In the end, it all came down to every baseball-playing kid's dream: to come up to bat in the bottom of the ninth, with the score tied in game seven of the World Series -- against the New York Yankees, of course -- facing Mariano Rivera, arguably the best closer in the game. Get a hit, you're a hero, your name goes in the record books, and countless babies will be named for you. Hit into a double-play, giving the Bronx Bombers their fourth championship in a row, and your name is banished to ignominy, a dark spot forever on the family escutcheon, the sins of their father to be visited upon your children.
Choices: For Luis Gonzalez, that was the choice. It was crystal clear. There was a right way and a wrong way; success or failure; the trip to Disney World or a winter in seclusion watching Disney reruns with the kids.
Gonzo was no inexperienced rookie; he'd played for years with Houston, put in a season and a half with the Cubs, and a season with Detroit before coming to Arizona and was regarded as a solid hitter. But he'd been hitless in his first four at bats in game seven, despite a .325 average in the regular season. Still at 32, he had the kid's dream of bottom-of-the-ninth heroics.
The Arizona Diamondbacks were an unlikely World Series contender: an expansion team in only its fourth year with a coach, Bob Brenley, in his first year. Somehow, they'd managed to capitalize on home field advantage and beaten the Yankees in the first two games. But in the next three, back home in Yankee Stadium, the hope of New Yorkers showed the young upstarts from the desert just how the game was played -- stealing games three and four with home runs to tie in the bottom of the ninth and going on to win in extra innings.

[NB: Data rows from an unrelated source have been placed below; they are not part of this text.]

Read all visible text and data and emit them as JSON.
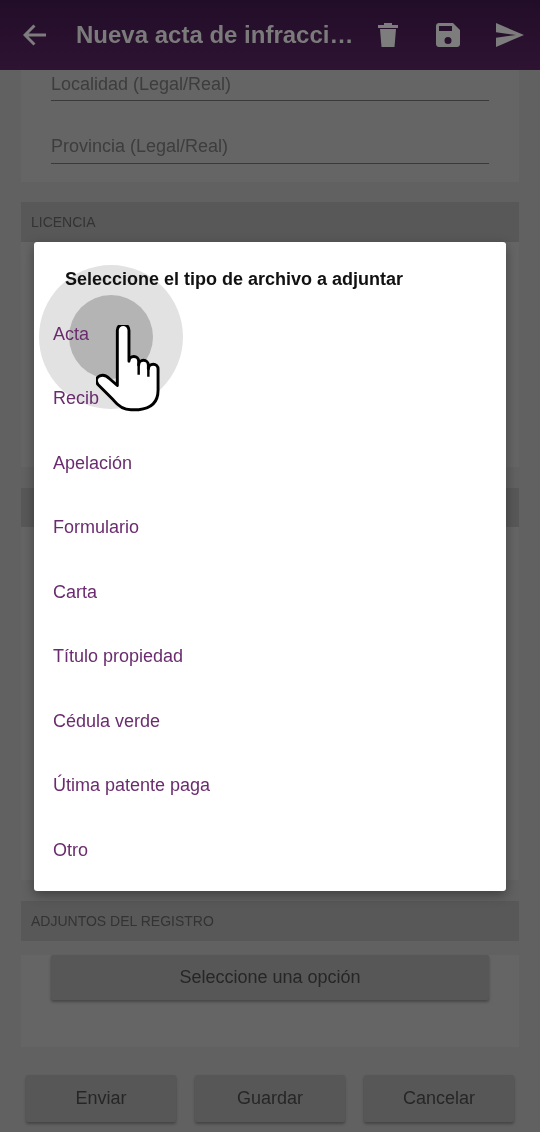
{
  "app_bar": {
    "title": "Nueva acta de infracci…"
  },
  "address_fields": [
    {
      "placeholder": "Localidad (Legal/Real)"
    },
    {
      "placeholder": "Provincia (Legal/Real)"
    }
  ],
  "license_section": {
    "header": "LICENCIA"
  },
  "dialog": {
    "title": "Seleccione el tipo de archivo a adjuntar",
    "options": [
      "Acta",
      "Recib",
      "Apelación",
      "Formulario",
      "Carta",
      "Título propiedad",
      "Cédula verde",
      "Útima patente paga",
      "Otro"
    ]
  },
  "attachments_section": {
    "header": "ADJUNTOS DEL REGISTRO",
    "select_label": "Seleccione una opción"
  },
  "buttons": [
    "Enviar",
    "Guardar",
    "Cancelar"
  ]
}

But game six was another story. Like the Phoenix namesake of their city, the Diamondbacks arose from the ashes and soared above the Yankees, 15-2, with every player getting a hit, even pitcher Randy Johnson.
What a game: The seventh game was about as pure baseball as the game can be. Arizona's Curt Schilling starting for the third time in a do-or-die rotation that would have killed a lesser talent in the regular season, was up against the Yankees' Roger Clemens.

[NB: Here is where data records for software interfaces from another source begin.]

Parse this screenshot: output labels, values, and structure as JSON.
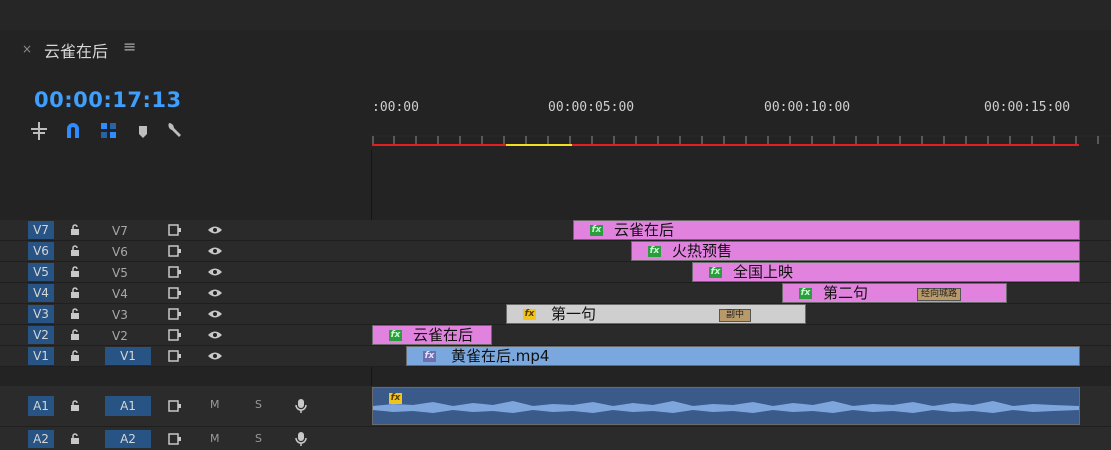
{
  "sequence": {
    "title": "云雀在后",
    "timecode": "00:00:17:13"
  },
  "ruler": {
    "labels": [
      ":00:00",
      "00:00:05:00",
      "00:00:10:00",
      "00:00:15:00"
    ]
  },
  "video_tracks": [
    {
      "patch": "V7",
      "name": "V7"
    },
    {
      "patch": "V6",
      "name": "V6"
    },
    {
      "patch": "V5",
      "name": "V5"
    },
    {
      "patch": "V4",
      "name": "V4"
    },
    {
      "patch": "V3",
      "name": "V3"
    },
    {
      "patch": "V2",
      "name": "V2"
    },
    {
      "patch": "V1",
      "name": "V1"
    }
  ],
  "audio_tracks": [
    {
      "patch": "A1",
      "name": "A1",
      "m": "M",
      "s": "S"
    },
    {
      "patch": "A2",
      "name": "A2",
      "m": "M",
      "s": "S"
    }
  ],
  "clips": {
    "v7": {
      "label": "云雀在后"
    },
    "v6": {
      "label": "火热预售"
    },
    "v5": {
      "label": "全国上映"
    },
    "v4": {
      "label": "第二句",
      "sub": "经向城路"
    },
    "v3": {
      "label": "第一句",
      "sub": "副中"
    },
    "v2": {
      "label": "云雀在后"
    },
    "v1": {
      "label": "黄雀在后.mp4"
    }
  },
  "colors": {
    "accent_blue": "#3f9fff",
    "title_clip_pink": "#e183de",
    "video_clip_blue": "#7aa7dd",
    "gray_clip": "#cfcfcf",
    "audio_clip": "#3a5a8a",
    "fx_green": "#2a9d3e",
    "fx_yellow": "#f0c419",
    "render_red": "#e02020",
    "render_yellow": "#f0e020"
  },
  "icons": {
    "tools": [
      "nest-icon",
      "snap-magnet-icon",
      "linked-selection-icon",
      "add-marker-icon",
      "wrench-icon"
    ],
    "track": [
      "lock-icon",
      "toggle-output-icon",
      "eye-icon",
      "mic-icon"
    ]
  }
}
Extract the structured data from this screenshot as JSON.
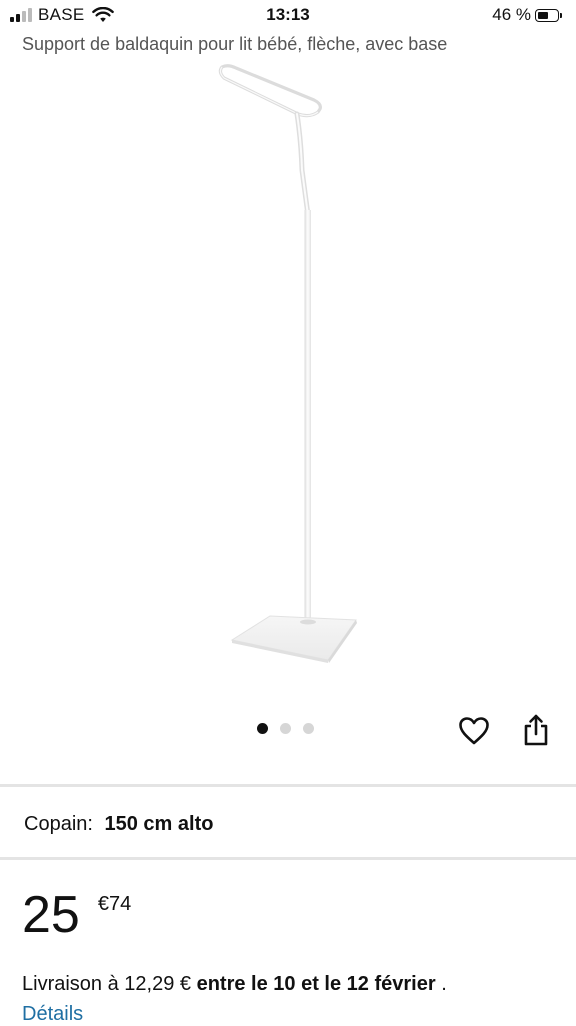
{
  "status_bar": {
    "carrier": "BASE",
    "time": "13:13",
    "battery_text": "46 %",
    "battery_level": 0.46,
    "signal_bars_filled": 2,
    "signal_bars_total": 4
  },
  "product": {
    "title": "Support de baldaquin pour lit bébé, flèche, avec base",
    "image_icon": "canopy-stand-photo",
    "carousel": {
      "count": 3,
      "active_index": 0
    }
  },
  "actions": {
    "wishlist_icon": "heart-icon",
    "share_icon": "share-icon"
  },
  "variant": {
    "label": "Copain:",
    "value": "150 cm alto"
  },
  "price": {
    "whole": "25",
    "fraction": "€74"
  },
  "delivery": {
    "prefix": "Livraison à 12,29 €",
    "dates": "entre le 10 et le 12 février",
    "suffix": ".",
    "details_link": "Détails"
  },
  "colors": {
    "link": "#1f6fa3",
    "divider": "#e4e4e4",
    "dot_active": "#111111",
    "dot_inactive": "#d6d6d6"
  }
}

Five and a half innings of scoreless ball. Bottom of the sixth: one run scores. Top of the seventh: the game is even. Top of the eighth: Soriano homers to put the Yankees ahead 2-1, and Randy Johnson, with less than 24 hours since his dominating victory in game six, is called to pitch in relief. Bottom of the eight: in comes Rivera, and so much for the Diamondbacks.
It should have been over then, with the Yankees ahead going into the ninth, with the had-to-be-exhausted Johnson against the ace reliever Rivera, the 1999 Series' MVP.
But somebody forgot to tell the Diamondbacks that the Series was over. Someone forgot to tell them that bottom-of-the-ninth heroics were reserved for the Yankees. And somebody forgot to tell Gonzalez that World Series dreams were only for little kids.
And Johnson got win number three, Schilling and Johnson shared the Series' MVP, and Gonzalez got to reassure every Little Leaguer in the world that dreams really can come true.